Workplace culture to look vastly different as economy reopens - and that includes an end to group lunches

Workers in the central business district may not be able to go out to lunches in groups as they used to.
Workers in the central business district may not be able to go out to lunches in groups as they used to.ST PHOTO: KUA CHEE SIONG

SINGAPORE - Reduced density, flexible work arrangement and more frequent cleaning are some immediate practices that employers can implement in their offices as Singapore gradually reopens its economy in the coming months, said design and architecture experts.

On Friday (May 29), the Ministry of Manpower (MOM) said all companies should adopt working from home as a default option, even for those resuming operations in the first two phases of the economy's reopening.

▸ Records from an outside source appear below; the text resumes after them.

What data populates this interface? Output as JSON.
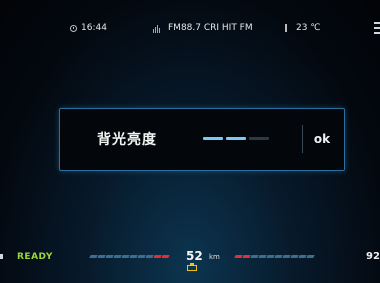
{
  "status": {
    "time": "16:44",
    "radio": "FM88.7 CRI HIT FM",
    "temperature": "23 ℃"
  },
  "dialog": {
    "title": "背光亮度",
    "ok_label": "ok",
    "brightness_level_filled_segments": 2,
    "brightness_level_total_segments": 3
  },
  "footer": {
    "ready_label": "READY",
    "range_value": "52",
    "range_unit": "km",
    "right_value": "92"
  },
  "colors": {
    "accent_blue": "#7fc8f0",
    "ready_green": "#9bd63a",
    "warning_red": "#e0303a",
    "battery_yellow": "#f0c419"
  }
}
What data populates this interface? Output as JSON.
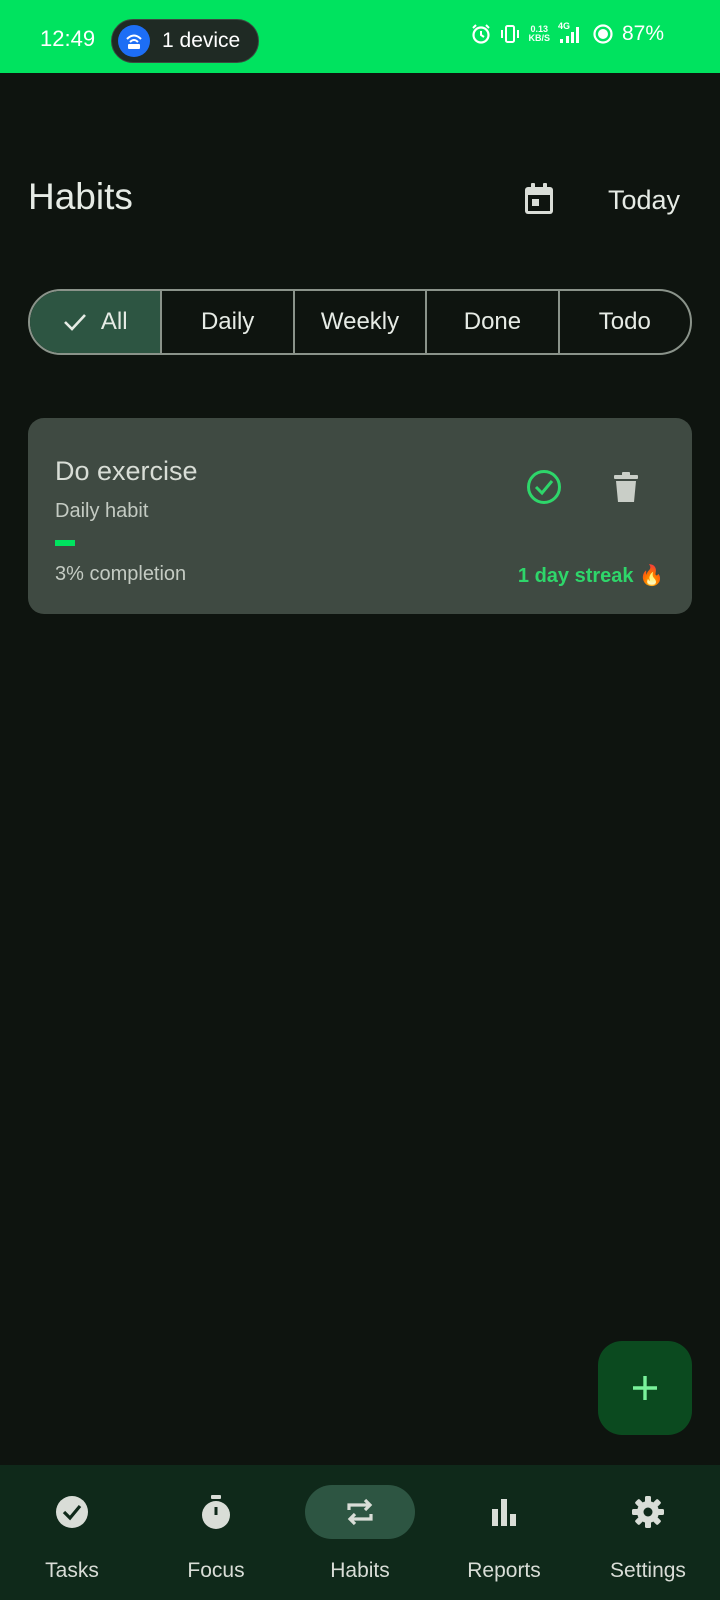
{
  "status_bar": {
    "time": "12:49",
    "hotspot_label": "1 device",
    "net_speed_value": "0.13",
    "net_speed_unit": "KB/S",
    "network_type": "4G",
    "battery": "87%",
    "colors": {
      "background": "#00e35f"
    }
  },
  "header": {
    "title": "Habits",
    "calendar_icon": "calendar-icon",
    "today_label": "Today"
  },
  "filters": {
    "items": [
      {
        "label": "All",
        "selected": true
      },
      {
        "label": "Daily",
        "selected": false
      },
      {
        "label": "Weekly",
        "selected": false
      },
      {
        "label": "Done",
        "selected": false
      },
      {
        "label": "Todo",
        "selected": false
      }
    ]
  },
  "habits": [
    {
      "title": "Do exercise",
      "subtitle": "Daily habit",
      "completion_fraction": 0.03,
      "completion_label": "3% completion",
      "streak_label": "1 day streak 🔥"
    }
  ],
  "fab": {
    "icon": "plus-icon"
  },
  "bottom_nav": {
    "items": [
      {
        "label": "Tasks",
        "icon": "check-circle-icon",
        "active": false
      },
      {
        "label": "Focus",
        "icon": "timer-icon",
        "active": false
      },
      {
        "label": "Habits",
        "icon": "repeat-icon",
        "active": true
      },
      {
        "label": "Reports",
        "icon": "bar-chart-icon",
        "active": false
      },
      {
        "label": "Settings",
        "icon": "gear-icon",
        "active": false
      }
    ]
  },
  "colors": {
    "accent": "#00e35f",
    "background": "#0e140f",
    "card": "#3f4a42",
    "selected": "#2d5542",
    "streak": "#2ed66a"
  }
}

But experts say most companies will likely continue with telecommuting for most employees, with only select people returning to the office where essential, while adhering to safe management measures, even after rules are relaxed.

Dr Sing Tien Foo, director of the Institute of Real Estate and Urban Studies at the National University of Singapore (NUS), said those who go back to the office may wear masks and face shields, coupled with more regular disinfecting of work stations to keep up hygiene conditions.

He said: "Staggering work hours and having staff on different shifts could also reduce the risk."

Dr Jeffrey Chan, an assistant professor at Singapore University of Technology and Design's (SUTD) humanities, arts and social sciences faculty, said some habits ingrained in the office workplace culture here may also be immediately impacted.

For instance, workers in the central business district (CBD) may not be able to go out to lunches in groups as they used to, and some may choose to eat alone, said Dr Chan.

"The local culture of reserving your table with a packet of tissue paper is likely to be challenged as one would prefer not to place anything on high contact surfaces. Take-outs instead may become permanently entrenched in our work culture, which does not bode well for our waste storage limitations in Semakau," he said, referring to Singapore's only offshore landfill.

Dr Chan, who specialises in design theory, said the coronavirus pandemic has turned what was "once very desirable office real estate" such as skyscrapers with good views and climatically controlled environments, into "high-risk zones".

"Most, if not all, of our grade A offices are mechanically ventilated (via air-conditioning). Many offices also reside deep within tall buildings that do not have operable windows," he said.

Instead of relying on air-conditioning in an open-plan office which recirculates air within a confined space and could potentially be a way for virus to spread, experts say more thought should be given on how best to introduce natural ventilation back into office buildings.

 
 

Dr Yeo Kang Shua, associate head of architecture and sustainable design pillar at SUTD, said: "Architects, planners, engineers and policymakers have to rethink the way we view office spaces. There might be more commercial buildings that have naturally ventilated common circulation routes with air-conditioned units (in the future)."

Natural ventilation would also reduce the carbon footprint and the load on air-conditioning, he added.

One such development is Star Vista, said Dr Yeo, referring to the open-air shopping mall in Buona Vista whose building design leverages cross-ventilation for a naturally cool environment.

Mr David Calkins, regional managing principal of Asia-Pacific and Middle East at global architecture firm Gensler, said while it is too soon see the impact on corporate work culture, he believes that open-plan offices will not disappear entirely post-pandemic.

 
 

Companies would likely modify aspects of office building infrastructure and operations to adapt to a "new normal" in the short term. But in the long run, offices could operate vastly different from what people are used to, he said.

"The future is going to look like touchless everything - from elevators and doors to bathrooms and lights. Essentially, a frictionless space where people won't have to touch anything to make something work," said Mr Calkins.

"Through this pandemic, the world has been reminded that healthy communities are the basis for creating and maintaining economic activity. This has been true all along but deserves special emphasis now."